Results announced at AusDM 2009 Conference.
Who can enter?
- Anyone, even the experts who supplied us with the rating predictions (and we hope they do).
What about teams?
- You can enter either individually or as a member of a team - but not both. No individual can be in more than 1 team. Any large commercial organisations submitting multiple entries via single person teams will be disqualified.
- There is an Excel file on the download page that will calculate the AUC with VBA code showing how it's done.
- We have also prepared a Visual Basic 2008 project that you can use as a framework. It prepares the data for fast loading and demonstrates very simple hill climbing and gradient descent methods. It will also automatically generate a submission file for the built models, so you can easily make submissions using the given algorithms and included executable. VB2008 Express Edition is available for free here. You might need to install the latest version of the .net framework if you just want to use the executable.
Please contact us with any relevant online research literature that may be useful and we will add it to the list below.
Y. Koren, "The BellKor Solution to the Netflix Grand Prize", (2009) [see Section VII].
A. Toscher, M. Jahrer, R. Bell, "The BigChaos Solution to the Netflix Grand Prize", (2009). [see Section 6]
M. Piotte, M. Chabbert, "The Pragmatic Theory Solution to the Netflix Grand Prize", (2009) [see Section 4].
Its already been calculated what a 50/50 blend of BPC and The Ensemble submissions would have achieved. Read more here.
IBMs winning entry in the 2009 KDD Cup reference the following:
Ensemble Selection from Libraries of Models
Getting the Most Out of Ensemble Selection
Team Gravity made their linear regression code available to all Netflix participants.
Analysis of the PAKDD 2007 Competition entries
Many thanks to Netflix for organising the Netflix Prize and allowing us to redistribute their rating values.
(Note that this challenge is not endorsed by Netflix in any way. They gave permission to use some of their data but are otherwise uninvolved.)
To Gabor Takacs, Greg McAlpin and Andreas Toscher for organising the file collection and being enthusiastic about this challenge.
Your expert model builders - for 3 years of hard work:
BellKor's Pragmatic Chaos
Gabor Takacs, Istvan Pilaszy, Bottyan Nemeth, Domonkos Tikk, Lester Mackey, David Lin, David Weiss, Joe Sill, Ces Bertino, Gavin Potter, William Roberts, Willem Mestrom, Bob Bell, Chris Volinsky, Yehuda Koren, Andreas Toscher, Michael Jahrer, Martin Piotte, Martin Chabbert, Xiang Liang, Jeff Howbert, Chris Hefele, Larry Ya Luo, Aron Miller, Craig Carmichael, Bo Yang, Bill Bame, Nicholas Ampazis, George Tsagas.
Note that this is a free forum board and has a bit of downtime, so please be patient.
Please explain this AUC problem a bit more?
The AUC is just a common metric for determining how good a model is when the outcome is binary, we could quite easily have chosen the RMSE as the metric used to determine the winner.
Not many 'off the shelf' algorithms seek to minimise the AUC directly, but generally speaking, improving the performance of one metric will tend to improve on all metrics.

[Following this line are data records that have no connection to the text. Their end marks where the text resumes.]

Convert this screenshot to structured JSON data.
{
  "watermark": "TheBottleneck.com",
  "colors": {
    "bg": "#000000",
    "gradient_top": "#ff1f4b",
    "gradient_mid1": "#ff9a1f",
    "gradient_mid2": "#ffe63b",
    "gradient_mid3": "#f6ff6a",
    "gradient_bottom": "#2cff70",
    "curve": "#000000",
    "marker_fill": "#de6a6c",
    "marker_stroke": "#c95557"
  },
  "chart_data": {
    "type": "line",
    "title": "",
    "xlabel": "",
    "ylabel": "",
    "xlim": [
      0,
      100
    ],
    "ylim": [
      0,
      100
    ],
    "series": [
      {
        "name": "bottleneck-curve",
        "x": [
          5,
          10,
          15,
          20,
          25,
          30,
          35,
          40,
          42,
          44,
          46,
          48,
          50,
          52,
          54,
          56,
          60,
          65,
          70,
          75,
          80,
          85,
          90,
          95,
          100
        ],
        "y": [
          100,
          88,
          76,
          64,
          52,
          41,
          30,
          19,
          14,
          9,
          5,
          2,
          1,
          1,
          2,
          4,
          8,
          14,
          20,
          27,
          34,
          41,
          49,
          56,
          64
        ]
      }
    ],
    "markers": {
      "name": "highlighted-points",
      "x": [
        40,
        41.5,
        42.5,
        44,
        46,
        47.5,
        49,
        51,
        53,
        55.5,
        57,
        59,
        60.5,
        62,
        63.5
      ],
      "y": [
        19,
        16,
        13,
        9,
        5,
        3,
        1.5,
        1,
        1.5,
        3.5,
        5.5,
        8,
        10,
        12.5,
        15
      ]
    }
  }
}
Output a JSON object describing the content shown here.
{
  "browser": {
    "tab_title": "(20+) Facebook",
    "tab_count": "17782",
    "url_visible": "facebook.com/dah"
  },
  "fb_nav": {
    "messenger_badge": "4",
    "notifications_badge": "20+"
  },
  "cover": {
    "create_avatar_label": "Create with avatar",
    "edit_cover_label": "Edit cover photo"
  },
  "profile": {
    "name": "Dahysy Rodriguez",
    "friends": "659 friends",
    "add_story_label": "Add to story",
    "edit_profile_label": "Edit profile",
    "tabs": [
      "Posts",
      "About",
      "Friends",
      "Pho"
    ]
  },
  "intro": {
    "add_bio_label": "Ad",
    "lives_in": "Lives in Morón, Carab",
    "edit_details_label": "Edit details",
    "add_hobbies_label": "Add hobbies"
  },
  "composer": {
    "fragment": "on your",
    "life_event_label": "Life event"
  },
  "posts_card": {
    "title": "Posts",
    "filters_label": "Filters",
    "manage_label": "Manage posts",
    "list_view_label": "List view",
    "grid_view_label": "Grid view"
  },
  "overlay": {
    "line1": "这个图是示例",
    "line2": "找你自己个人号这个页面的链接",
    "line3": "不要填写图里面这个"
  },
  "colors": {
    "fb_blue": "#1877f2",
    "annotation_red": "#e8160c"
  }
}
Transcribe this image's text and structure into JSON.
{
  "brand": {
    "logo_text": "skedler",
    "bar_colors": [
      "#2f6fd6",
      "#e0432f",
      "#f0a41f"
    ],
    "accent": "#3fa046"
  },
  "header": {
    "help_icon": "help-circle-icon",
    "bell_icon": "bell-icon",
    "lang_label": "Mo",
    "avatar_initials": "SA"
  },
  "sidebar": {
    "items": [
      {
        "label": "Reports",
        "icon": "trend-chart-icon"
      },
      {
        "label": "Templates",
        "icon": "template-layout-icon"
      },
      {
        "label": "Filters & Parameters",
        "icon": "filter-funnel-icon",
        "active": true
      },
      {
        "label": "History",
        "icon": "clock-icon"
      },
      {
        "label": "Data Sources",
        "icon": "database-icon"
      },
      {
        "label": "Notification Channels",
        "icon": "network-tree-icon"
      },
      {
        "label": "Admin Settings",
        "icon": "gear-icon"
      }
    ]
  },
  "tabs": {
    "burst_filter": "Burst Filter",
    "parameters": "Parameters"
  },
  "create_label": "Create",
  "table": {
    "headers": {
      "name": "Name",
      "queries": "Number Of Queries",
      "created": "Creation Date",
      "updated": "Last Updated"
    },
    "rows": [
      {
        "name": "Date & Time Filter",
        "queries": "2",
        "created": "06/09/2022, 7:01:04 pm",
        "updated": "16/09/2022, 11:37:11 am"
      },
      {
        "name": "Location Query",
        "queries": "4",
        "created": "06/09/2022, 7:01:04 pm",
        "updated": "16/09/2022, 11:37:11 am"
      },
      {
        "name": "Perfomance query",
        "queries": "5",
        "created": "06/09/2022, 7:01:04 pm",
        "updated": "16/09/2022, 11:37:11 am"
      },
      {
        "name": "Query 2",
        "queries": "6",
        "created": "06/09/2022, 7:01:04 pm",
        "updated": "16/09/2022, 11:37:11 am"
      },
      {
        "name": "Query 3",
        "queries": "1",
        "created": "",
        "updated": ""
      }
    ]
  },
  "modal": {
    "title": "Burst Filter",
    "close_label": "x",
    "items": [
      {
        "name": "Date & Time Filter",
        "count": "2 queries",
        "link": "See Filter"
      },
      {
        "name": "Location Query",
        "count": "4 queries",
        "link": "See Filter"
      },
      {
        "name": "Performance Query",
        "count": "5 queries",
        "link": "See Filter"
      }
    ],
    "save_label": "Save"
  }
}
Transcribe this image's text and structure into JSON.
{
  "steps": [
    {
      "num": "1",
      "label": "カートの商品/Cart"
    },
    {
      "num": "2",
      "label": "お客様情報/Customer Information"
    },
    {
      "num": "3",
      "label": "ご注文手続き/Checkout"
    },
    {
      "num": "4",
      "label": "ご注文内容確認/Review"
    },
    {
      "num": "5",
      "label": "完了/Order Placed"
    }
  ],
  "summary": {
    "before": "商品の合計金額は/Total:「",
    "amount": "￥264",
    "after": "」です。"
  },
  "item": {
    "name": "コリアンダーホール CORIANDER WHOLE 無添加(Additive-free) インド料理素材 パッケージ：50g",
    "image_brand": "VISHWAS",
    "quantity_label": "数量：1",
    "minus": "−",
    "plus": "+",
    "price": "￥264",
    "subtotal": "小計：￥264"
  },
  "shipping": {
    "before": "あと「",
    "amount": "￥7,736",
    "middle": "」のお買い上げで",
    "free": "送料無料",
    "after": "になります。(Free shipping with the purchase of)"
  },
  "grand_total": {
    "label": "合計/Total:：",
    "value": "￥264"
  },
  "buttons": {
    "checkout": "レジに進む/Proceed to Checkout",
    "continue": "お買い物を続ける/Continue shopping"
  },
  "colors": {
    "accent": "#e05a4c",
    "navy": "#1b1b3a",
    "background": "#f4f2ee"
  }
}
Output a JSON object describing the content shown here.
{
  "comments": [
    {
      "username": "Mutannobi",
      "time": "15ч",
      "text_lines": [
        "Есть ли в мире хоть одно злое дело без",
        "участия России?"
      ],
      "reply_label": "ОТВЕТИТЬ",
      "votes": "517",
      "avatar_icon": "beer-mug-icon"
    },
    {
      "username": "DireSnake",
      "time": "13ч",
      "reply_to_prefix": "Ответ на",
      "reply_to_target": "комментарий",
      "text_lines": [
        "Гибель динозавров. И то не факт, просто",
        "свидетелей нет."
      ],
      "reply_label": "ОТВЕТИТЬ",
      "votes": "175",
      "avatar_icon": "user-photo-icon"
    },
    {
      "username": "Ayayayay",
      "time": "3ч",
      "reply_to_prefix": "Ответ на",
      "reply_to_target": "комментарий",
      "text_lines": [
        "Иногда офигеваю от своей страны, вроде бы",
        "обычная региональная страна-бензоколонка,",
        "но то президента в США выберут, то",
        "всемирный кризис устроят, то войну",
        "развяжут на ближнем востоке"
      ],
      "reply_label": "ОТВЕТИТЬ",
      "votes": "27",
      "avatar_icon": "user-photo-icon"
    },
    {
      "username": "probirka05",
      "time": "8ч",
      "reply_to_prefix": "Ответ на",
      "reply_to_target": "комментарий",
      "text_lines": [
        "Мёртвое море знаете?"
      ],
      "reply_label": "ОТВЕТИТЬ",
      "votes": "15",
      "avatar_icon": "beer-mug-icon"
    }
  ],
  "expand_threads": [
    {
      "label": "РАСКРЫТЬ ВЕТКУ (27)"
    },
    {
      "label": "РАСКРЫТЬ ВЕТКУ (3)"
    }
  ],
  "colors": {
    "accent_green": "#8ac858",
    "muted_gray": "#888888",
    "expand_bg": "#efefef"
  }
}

You will see in a previous competition that there were 4 metrics to optimise. The leading Tiberius entry submitted the same solution for all 4 tasks. So if you treat it as a linear regression problem and try to minimise the RMSE, then you should also be getting a decent AUC at the same time.
In the supplied VB code we provide a hill climbing algorithm that seeks to maximise the AUC directly.
Does the AUC submission file just have to contain 1s or -1s ?
No, it can contain numbers of any value.
You are trying to rank order them, not assign a particular value.
Do I need to submit the actual rank orders in the AUC file ?
No, the calulation algorithm sorts all this out. Just submit a file where the higher the number means the greater propensity. You don't even have to worry about whether high numbers mean greater propensity to be 1 or -1, this is all dealt with by the calculation algorithm.